Recommendation. This is why tourists shouldn't buy 'meteors' from unverified traders and unspecialised stores. As the locals like to joke, if you were to combine all of the meteor pieces that are currently on the market, you would end up with more than one meteor.

Where to see the meteor and buy a piece of it

The largest fragment and some of the smaller pieces became the main exhibits of the State Historical Museum of the Southern Urals. They are displayed under a thick glass dome that preserves the fragments in a special microclimate with the temperature not exceeding 18°C and with 50–55% humidity.

On special days like the anniversary of the crash, visitors can even touch a fragment.

If you want to learn more about celestial bodies, we recommend visiting the Natural Science Museum of the Ilmensky Reserve in the town of Miass. The museum compares samples of the Chelyabinsk meteor with other kinds of mineralogical samples (the museum has about 9,000 exhibits and nearly 30,000 objects are stored in its archives).

Remarkably, a small quantity of ilmenite was found within the meteorite. This mineral was first discovered in the Ilmensky mountains, which are actually in the Urals. Moreover, these mountains (located in the Ilmen Nature Reserve) are only 30–40 km from Lake Chebarkul.

Pro tip: You can stop by Chebarkul on the way to the museum of the Ilmen Nature Reserve. Both the lake and the city with the same name are on the road from Chelyabinsk to Miass. You can get to Chebarkul either by car or train (the lake is only 1.5 km away from the railway station and the lake sign is 4 km away).

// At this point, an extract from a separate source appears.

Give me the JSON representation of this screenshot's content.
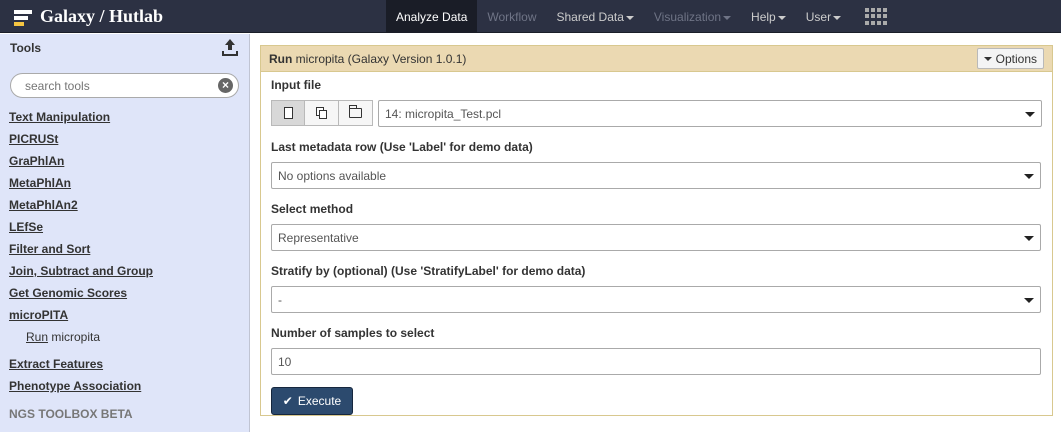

If you want to take home some souvenirs, both the State Historical Museum of the Southern Urals and the museum of the Ilmen Nature Reserve sell pieces of the meteor as a keepsake. Each piece comes with a certificate of authenticity.